“The future is no more controllable than it is predictable. The only reliable attitude to take towards the future is that it is profoundly, structurally unavoidably perverse. The rest of the iron rule is: whatever you are ready for, doesn’t happen; whatever you are unready for, does.” -Stewart Brand
So this exercise we are engaged in is the first step towards identifying our future. All we know for certain now is 4 walls and a roof. The rest comes one step at a time.
Andersen Construction of Portland has been selected to construct the Student Experience Center (SEC). They have a lot of experience working on the OSU campus, most recently their projects have included:
Linus Pauling Science Center
OSU Energy Center
Arnold Dining Hall Renovation
They feel that the keys to the success of the SEC project include:

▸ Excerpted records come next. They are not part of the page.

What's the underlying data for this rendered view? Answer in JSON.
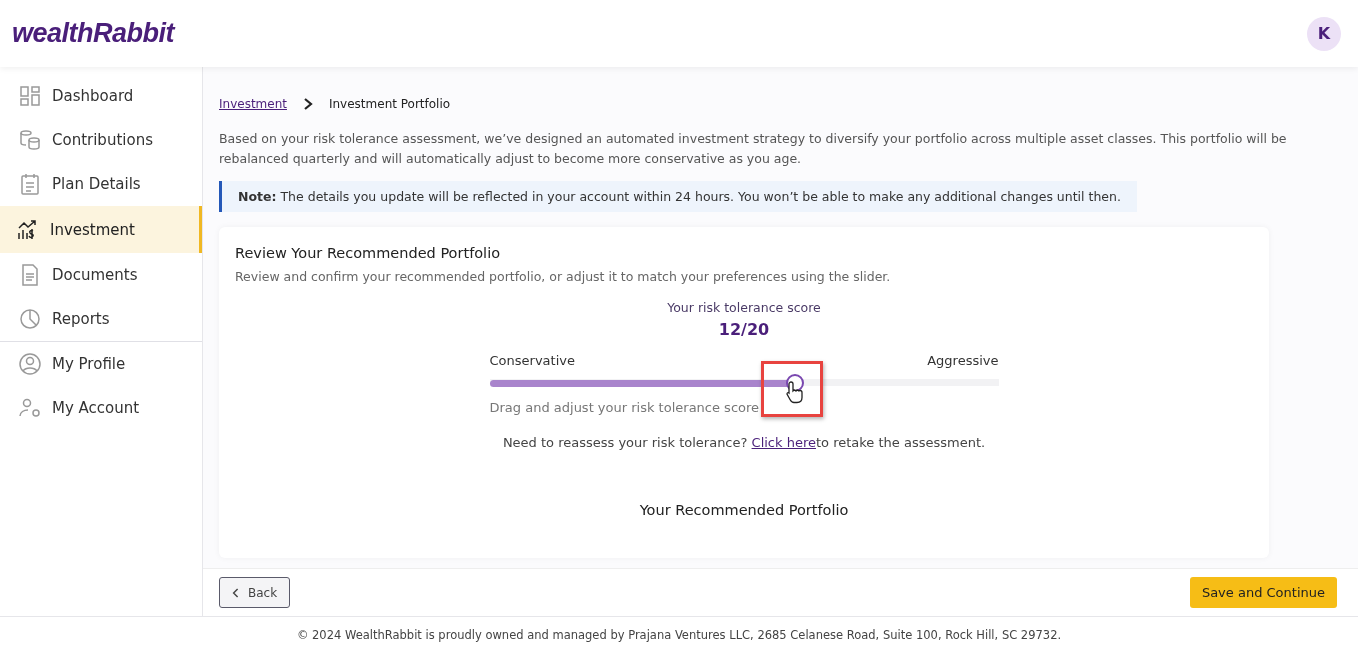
{
  "header": {
    "logo": "wealthRabbit",
    "avatar": "K"
  },
  "sidebar": {
    "groups": [
      [
        {
          "label": "Dashboard",
          "selected": false
        },
        {
          "label": "Contributions",
          "selected": false
        },
        {
          "label": "Plan Details",
          "selected": false
        },
        {
          "label": "Investment",
          "selected": true
        },
        {
          "label": "Documents",
          "selected": false
        },
        {
          "label": "Reports",
          "selected": false
        }
      ],
      [
        {
          "label": "My Profile",
          "selected": false
        },
        {
          "label": "My Account",
          "selected": false
        }
      ]
    ]
  },
  "breadcrumb": {
    "link": "Investment",
    "current": "Investment Portfolio"
  },
  "intro": "Based on your risk tolerance assessment, we’ve designed an automated investment strategy to diversify your portfolio across multiple asset classes. This portfolio will be rebalanced quarterly and will automatically adjust to become more conservative as you age.",
  "note": "**Note:** The details you update will be reflected in your account within 24 hours. You won’t be able to make any additional changes until then.",
  "card": {
    "title": "Review Your Recommended Portfolio",
    "subtitle": "Review and confirm your recommended portfolio, or adjust it to match your preferences using the slider.",
    "score_label": "Your risk tolerance score",
    "score": "12/20",
    "slider": {
      "min_label": "Conservative",
      "max_label": "Aggressive",
      "level": 0.6,
      "hint": "Drag and adjust your risk tolerance score"
    },
    "reassess": {
      "before": "Need to reassess your risk tolerance?",
      "link": "Click here",
      "after": "to retake the assessment."
    },
    "section_title": "Your Recommended Portfolio"
  },
  "actions": {
    "back": "Back",
    "next": "Save and Continue"
  },
  "footer": "© 2024 WealthRabbit is proudly owned and managed by Prajana Ventures LLC, 2685 Celanese Road, Suite 100, Rock Hill, SC 29732."
}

Empowered on-site team
Advocate for students
Keep OSU “open for business”
Deliver GMP that meets OSU’s expectations
Meet OSU’s timetables
Bring an earth friendly, sustainable project
Proactive to City’s requirements & concerns
One of the Andersen team for this project is Hayley Brown, who graduated from the OSU in Construction Engineering Management program last June. Part of Hayley’s duties will be to work with student groups, advocate for students and lines of communication between OSU students and Andersen Construction. Here is their website.
Eleven architectural firms from across the United States submitted proposals for designing the new student campus building, the Student Experience Center (SEC) and related Memorial Union remodel. The group was narrowed down to five firms that were invited campus to present to the committee of student leaders and staff. The firm chosen was OPSIS Architecture of Portland, Oregon. OPSIS Architecture is committed to design excellence, sustainable practices, and working in an open environment where shared ideas lead to collaborative vision-making. We seek out the potential within each project to create architecture that is both innovative and enduring and is distinguished by its specific response to context, program, and culture. We emphasize a commitment to inclusive design, place making, environmental sensitivity, and craftsmanship.
Their consulting partners in this project are:
Interior Design: OPSIS Design, Portland Oregon
Historical Preservation: Peter Meijer Architect, PC, Portland Oregon
Higher Education Consultant: Brailsford & Dunlavey, Washington DC
Technology Consultant: Sparling, Portland Oregon
Mechanical & Electrical Engineer: PAE Consulting Engineers, Portland Oregon
Structural Engineer: KPFF Consulting Engineers, Portland OR
Civil Engineer: Balzhiser & Hubbard Engineers, Eugene Oregon
Landscape Architecture: Walker Macy, Portland Oregon
The construction firm will be chosen in January 2011.